Satellite imagery has uncovered a network of over 100 Bronze Age structures in the Serbian plains. In 2015, archaeologists discovered the remnants of these ancient enclosures while reviewing Google Earth photos of a 93-mile stretch of wilderness along Serbia’s Tisza River. The findings were published in the journal PLOS ONE.
The images revealed traces of more than 100 Late Bronze Age settlements, providing detailed measurements of their size and organization. The sites, located in the Pannonian Plain, were previously thought to be unused during the Bronze Age. However, this discovery suggests that they were part of a vast trade network across Europe during that time period.

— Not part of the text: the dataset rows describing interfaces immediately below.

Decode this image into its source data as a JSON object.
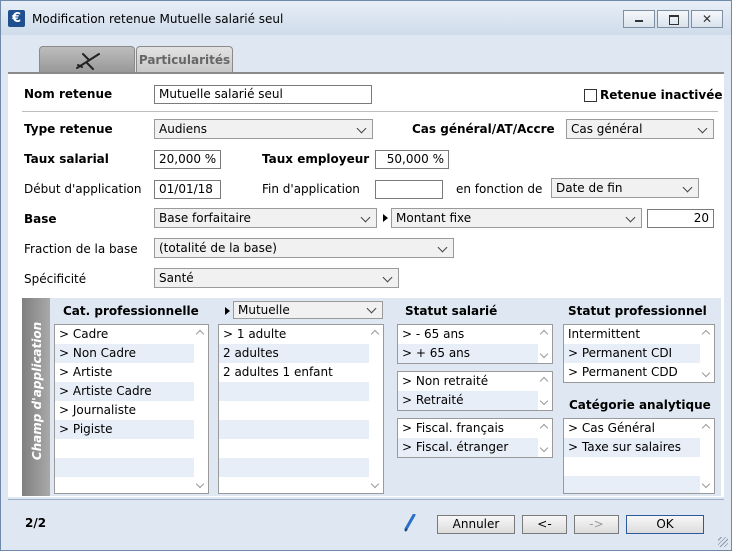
{
  "window": {
    "title": "Modification retenue Mutuelle salarié seul",
    "app_icon_glyph": "€",
    "close_glyph": "✕"
  },
  "tabs": [
    {
      "icon": "plane-icon"
    },
    {
      "label": "Particularités"
    }
  ],
  "form": {
    "nom_retenue_label": "Nom retenue",
    "nom_retenue_value": "Mutuelle salarié seul",
    "retenue_inactivee_label": "Retenue inactivée",
    "retenue_inactivee_checked": false,
    "type_retenue_label": "Type retenue",
    "type_retenue_value": "Audiens",
    "cas_general_label": "Cas général/AT/Accre",
    "cas_general_value": "Cas général",
    "taux_salarial_label": "Taux salarial",
    "taux_salarial_value": "20,000 %",
    "taux_employeur_label": "Taux employeur",
    "taux_employeur_value": "50,000 %",
    "debut_label": "Début d'application",
    "debut_value": "01/01/18",
    "fin_label": "Fin d'application",
    "fin_value": "",
    "en_fonction_label": "en fonction de",
    "en_fonction_value": "Date de fin",
    "base_label": "Base",
    "base_value": "Base forfaitaire",
    "montant_value": "Montant fixe",
    "montant_number": "20",
    "fraction_label": "Fraction de la base",
    "fraction_value": "(totalité de la base)",
    "specificite_label": "Spécificité",
    "specificite_value": "Santé"
  },
  "scope": {
    "side_label": "Champ d'application",
    "cat_pro": {
      "header": "Cat. professionnelle",
      "items": [
        "> Cadre",
        "> Non Cadre",
        "> Artiste",
        "> Artiste Cadre",
        "> Journaliste",
        "> Pigiste"
      ]
    },
    "mutuelle": {
      "select_value": "Mutuelle",
      "items": [
        "> 1 adulte",
        "2 adultes",
        "2 adultes 1 enfant"
      ]
    },
    "statut_salarie": {
      "header": "Statut salarié",
      "age_items": [
        ">  - 65 ans",
        ">  + 65 ans"
      ],
      "retraite_items": [
        "> Non retraité",
        "> Retraité"
      ],
      "fiscal_items": [
        "> Fiscal. français",
        "> Fiscal. étranger"
      ]
    },
    "statut_pro": {
      "header": "Statut professionnel",
      "items": [
        "Intermittent",
        "> Permanent CDI",
        "> Permanent CDD"
      ]
    },
    "categorie_analytique": {
      "header": "Catégorie analytique",
      "items": [
        "> Cas Général",
        "> Taxe sur salaires"
      ]
    }
  },
  "footer": {
    "pager": "2/2",
    "annuler": "Annuler",
    "prev": "<-",
    "next": "->",
    "ok": "OK"
  }
}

In addition to analyzing satellite images, researchers visited the site in person and found the footprints of numerous structures. Most of the enclosures were built close together, indicating a society that chose to live in close proximity.
Due to years of farming, the outlines of many enclosures were nearly invisible from the ground. However, archaeologists did find remnants of walls and ditches that may have served as ramparts for defense.
Artifacts found at the site, such as clay chariots, weaponry, grinding stones, pottery shards, and pieces of bronze, suggest that the inhabitants were familiar with warfare. Radiocarbon dating confirms the ancient occupation of the site from 1600 to 1200 B.C.
The reason for the abandonment of the settlement around 1200 B.C. remains a mystery. It’s possible that the inhabitants became more mobile and moved around the landscape in a less constrained manner.
This discovery offers valuable insights into the lives of Bronze Age societies and their extensive trade networks.